Stored entries
═══

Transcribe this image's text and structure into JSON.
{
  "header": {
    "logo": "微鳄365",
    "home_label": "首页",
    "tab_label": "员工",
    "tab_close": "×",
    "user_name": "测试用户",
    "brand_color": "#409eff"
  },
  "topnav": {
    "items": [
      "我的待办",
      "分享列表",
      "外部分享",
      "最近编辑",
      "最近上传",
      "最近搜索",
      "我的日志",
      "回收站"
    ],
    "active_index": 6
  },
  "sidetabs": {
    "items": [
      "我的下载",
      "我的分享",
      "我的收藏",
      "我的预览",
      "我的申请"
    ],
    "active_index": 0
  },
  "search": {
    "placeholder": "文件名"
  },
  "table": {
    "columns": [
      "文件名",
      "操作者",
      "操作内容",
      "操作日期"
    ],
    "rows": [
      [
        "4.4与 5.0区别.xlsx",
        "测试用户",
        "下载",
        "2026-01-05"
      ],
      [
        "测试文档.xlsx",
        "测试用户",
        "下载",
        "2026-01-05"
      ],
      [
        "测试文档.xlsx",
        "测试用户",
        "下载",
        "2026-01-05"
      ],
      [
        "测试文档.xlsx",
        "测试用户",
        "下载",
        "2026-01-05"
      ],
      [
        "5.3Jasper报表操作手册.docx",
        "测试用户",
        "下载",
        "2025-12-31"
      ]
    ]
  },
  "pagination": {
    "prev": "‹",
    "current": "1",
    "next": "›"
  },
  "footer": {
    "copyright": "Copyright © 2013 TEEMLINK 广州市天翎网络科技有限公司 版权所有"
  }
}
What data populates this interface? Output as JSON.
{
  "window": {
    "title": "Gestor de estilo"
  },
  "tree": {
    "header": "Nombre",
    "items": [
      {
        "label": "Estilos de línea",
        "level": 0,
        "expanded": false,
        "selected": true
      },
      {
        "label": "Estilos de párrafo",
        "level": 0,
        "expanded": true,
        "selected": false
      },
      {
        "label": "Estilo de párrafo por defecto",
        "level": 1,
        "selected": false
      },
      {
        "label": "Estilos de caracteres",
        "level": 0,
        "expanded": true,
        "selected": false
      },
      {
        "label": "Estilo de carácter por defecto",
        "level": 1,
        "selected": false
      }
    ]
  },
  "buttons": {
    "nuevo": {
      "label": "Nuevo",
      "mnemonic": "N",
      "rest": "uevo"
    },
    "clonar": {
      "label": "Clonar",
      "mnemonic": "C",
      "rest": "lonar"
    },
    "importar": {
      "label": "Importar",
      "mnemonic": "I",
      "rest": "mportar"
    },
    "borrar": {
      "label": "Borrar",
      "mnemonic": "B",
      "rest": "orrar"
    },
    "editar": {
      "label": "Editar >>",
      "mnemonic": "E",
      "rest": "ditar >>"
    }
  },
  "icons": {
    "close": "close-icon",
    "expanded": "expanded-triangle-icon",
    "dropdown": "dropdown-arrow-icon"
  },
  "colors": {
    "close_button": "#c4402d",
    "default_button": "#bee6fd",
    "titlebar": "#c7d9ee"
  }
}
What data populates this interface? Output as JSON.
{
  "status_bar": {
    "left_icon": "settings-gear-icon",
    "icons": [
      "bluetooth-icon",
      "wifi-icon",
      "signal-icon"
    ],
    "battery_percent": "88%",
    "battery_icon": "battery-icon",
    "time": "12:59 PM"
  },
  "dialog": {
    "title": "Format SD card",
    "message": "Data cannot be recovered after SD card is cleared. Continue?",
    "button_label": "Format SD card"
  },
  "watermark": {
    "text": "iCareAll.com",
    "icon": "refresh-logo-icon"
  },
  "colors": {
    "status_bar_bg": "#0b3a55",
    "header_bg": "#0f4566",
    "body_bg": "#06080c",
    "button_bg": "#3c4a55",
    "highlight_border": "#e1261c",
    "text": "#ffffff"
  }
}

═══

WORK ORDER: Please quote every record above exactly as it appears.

SOLUTION TO THIS TASK:
Transcribe this image's text and structure into JSON.
{
  "header": {
    "logo": "微鳄365",
    "home_label": "首页",
    "tab_label": "员工",
    "tab_close": "×",
    "user_name": "测试用户",
    "brand_color": "#409eff"
  },
  "topnav": {
    "items": [
      "我的待办",
      "分享列表",
      "外部分享",
      "最近编辑",
      "最近上传",
      "最近搜索",
      "我的日志",
      "回收站"
    ],
    "active_index": 6
  },
  "sidetabs": {
    "items": [
      "我的下载",
      "我的分享",
      "我的收藏",
      "我的预览",
      "我的申请"
    ],
    "active_index": 0
  },
  "search": {
    "placeholder": "文件名"
  },
  "table": {
    "columns": [
      "文件名",
      "操作者",
      "操作内容",
      "操作日期"
    ],
    "rows": [
      [
        "4.4与 5.0区别.xlsx",
        "测试用户",
        "下载",
        "2026-01-05"
      ],
      [
        "测试文档.xlsx",
        "测试用户",
        "下载",
        "2026-01-05"
      ],
      [
        "测试文档.xlsx",
        "测试用户",
        "下载",
        "2026-01-05"
      ],
      [
        "测试文档.xlsx",
        "测试用户",
        "下载",
        "2026-01-05"
      ],
      [
        "5.3Jasper报表操作手册.docx",
        "测试用户",
        "下载",
        "2025-12-31"
      ]
    ]
  },
  "pagination": {
    "prev": "‹",
    "current": "1",
    "next": "›"
  },
  "footer": {
    "copyright": "Copyright © 2013 TEEMLINK 广州市天翎网络科技有限公司 版权所有"
  }
}
What data populates this interface? Output as JSON.
{
  "window": {
    "title": "Gestor de estilo"
  },
  "tree": {
    "header": "Nombre",
    "items": [
      {
        "label": "Estilos de línea",
        "level": 0,
        "expanded": false,
        "selected": true
      },
      {
        "label": "Estilos de párrafo",
        "level": 0,
        "expanded": true,
        "selected": false
      },
      {
        "label": "Estilo de párrafo por defecto",
        "level": 1,
        "selected": false
      },
      {
        "label": "Estilos de caracteres",
        "level": 0,
        "expanded": true,
        "selected": false
      },
      {
        "label": "Estilo de carácter por defecto",
        "level": 1,
        "selected": false
      }
    ]
  },
  "buttons": {
    "nuevo": {
      "label": "Nuevo",
      "mnemonic": "N",
      "rest": "uevo"
    },
    "clonar": {
      "label": "Clonar",
      "mnemonic": "C",
      "rest": "lonar"
    },
    "importar": {
      "label": "Importar",
      "mnemonic": "I",
      "rest": "mportar"
    },
    "borrar": {
      "label": "Borrar",
      "mnemonic": "B",
      "rest": "orrar"
    },
    "editar": {
      "label": "Editar >>",
      "mnemonic": "E",
      "rest": "ditar >>"
    }
  },
  "icons": {
    "close": "close-icon",
    "expanded": "expanded-triangle-icon",
    "dropdown": "dropdown-arrow-icon"
  },
  "colors": {
    "close_button": "#c4402d",
    "default_button": "#bee6fd",
    "titlebar": "#c7d9ee"
  }
}
What data populates this interface? Output as JSON.
{
  "status_bar": {
    "left_icon": "settings-gear-icon",
    "icons": [
      "bluetooth-icon",
      "wifi-icon",
      "signal-icon"
    ],
    "battery_percent": "88%",
    "battery_icon": "battery-icon",
    "time": "12:59 PM"
  },
  "dialog": {
    "title": "Format SD card",
    "message": "Data cannot be recovered after SD card is cleared. Continue?",
    "button_label": "Format SD card"
  },
  "watermark": {
    "text": "iCareAll.com",
    "icon": "refresh-logo-icon"
  },
  "colors": {
    "status_bar_bg": "#0b3a55",
    "header_bg": "#0f4566",
    "body_bg": "#06080c",
    "button_bg": "#3c4a55",
    "highlight_border": "#e1261c",
    "text": "#ffffff"
  }
}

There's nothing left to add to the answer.